Sofia Malylju

Born in 1926 in Czechoslovakia. Studied in Prague. Arrested in Lvov in 1948. Passed through the Gulag at Kolyma and Tayshet. Released in 1956.

Sofia Malylju (3.12.1926–19.10.2015) was born in the village of Vyšný Verecký (Verkhni Vorota today) in Carpathian Ruthenia in Czechoslovakia, the seventh of nine children. Her father was a farmer and her mother was a homemaker. The director of the general school in her native village recommended that, as a gifted student, Maliju study in Prague, where in 1937–1945 she attended a grammar school in the Modřany district. After the war she returned to Carpathian Ruthenia, though it soon became part of the Soviet Union.

In 1947 she began attending the Ivan Franko University in Lviv, where she studied French philology. As a second year student she was arrested by the secret police on 2 November 1948 on suspicion of involvement in “international espionage”. After a year of interrogation the remand prisoner was sentenced to 10 years in the Gulag labour camps. She was transported by train and later ship to Magadan in the Kolyma region, from where she was sent another 350km north to the Khenikandzha camp, where she worked for four years in a lead mine. In 1954 she was sent to a labour camp in Tayshet, where she worked as a pharmacist.

Two years later, in 1956, she was freed and rehabilitated. Malilju returned to university in Lviv, completing the French philology studies interrupted by prison. She suffered from depression following her imprisonment in Magadan and never married or had children. In the 1960s she taught at elementary schools. After the breakup of the Soviet Union and the establishment of independent Ukraine she settled in Mukacheve, where she started writing poetry and became a celebrated writer.
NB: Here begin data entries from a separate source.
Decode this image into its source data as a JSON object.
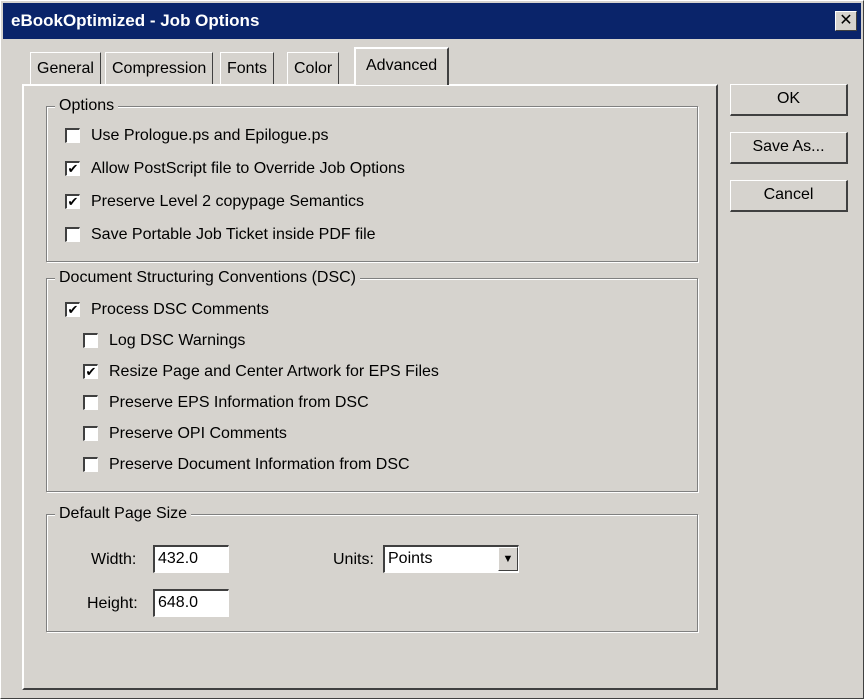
{
  "window": {
    "title": "eBookOptimized - Job Options",
    "close_glyph": "✕"
  },
  "tabs": [
    {
      "label": "General",
      "active": false
    },
    {
      "label": "Compression",
      "active": false
    },
    {
      "label": "Fonts",
      "active": false
    },
    {
      "label": "Color",
      "active": false
    },
    {
      "label": "Advanced",
      "active": true
    }
  ],
  "buttons": {
    "ok": "OK",
    "save_as": "Save As...",
    "cancel": "Cancel"
  },
  "options": {
    "title": "Options",
    "items": [
      {
        "label": "Use Prologue.ps and Epilogue.ps",
        "checked": false
      },
      {
        "label": "Allow PostScript file to Override Job Options",
        "checked": true
      },
      {
        "label": "Preserve Level 2 copypage Semantics",
        "checked": true
      },
      {
        "label": "Save Portable Job Ticket inside PDF file",
        "checked": false
      }
    ]
  },
  "dsc": {
    "title": "Document Structuring Conventions (DSC)",
    "process": {
      "label": "Process DSC Comments",
      "checked": true
    },
    "items": [
      {
        "label": "Log DSC Warnings",
        "checked": false
      },
      {
        "label": "Resize Page and Center Artwork for EPS Files",
        "checked": true
      },
      {
        "label": "Preserve EPS Information from DSC",
        "checked": false
      },
      {
        "label": "Preserve OPI Comments",
        "checked": false
      },
      {
        "label": "Preserve Document Information from DSC",
        "checked": false
      }
    ]
  },
  "page_size": {
    "title": "Default Page Size",
    "width_label": "Width:",
    "width_value": "432.0",
    "height_label": "Height:",
    "height_value": "648.0",
    "units_label": "Units:",
    "units_value": "Points"
  },
  "colors": {
    "titlebar": "#0a246a",
    "face": "#d6d3ce"
  }
}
Four of her titles have come out in book form: Go Believe (1994, Uzzhorod); The Resurrection of Memory (1999, Uzzhorod); Her Soul Lives (2006, Lviv); Hopes (2008, Lviv).


Return to original orientation of tablet, or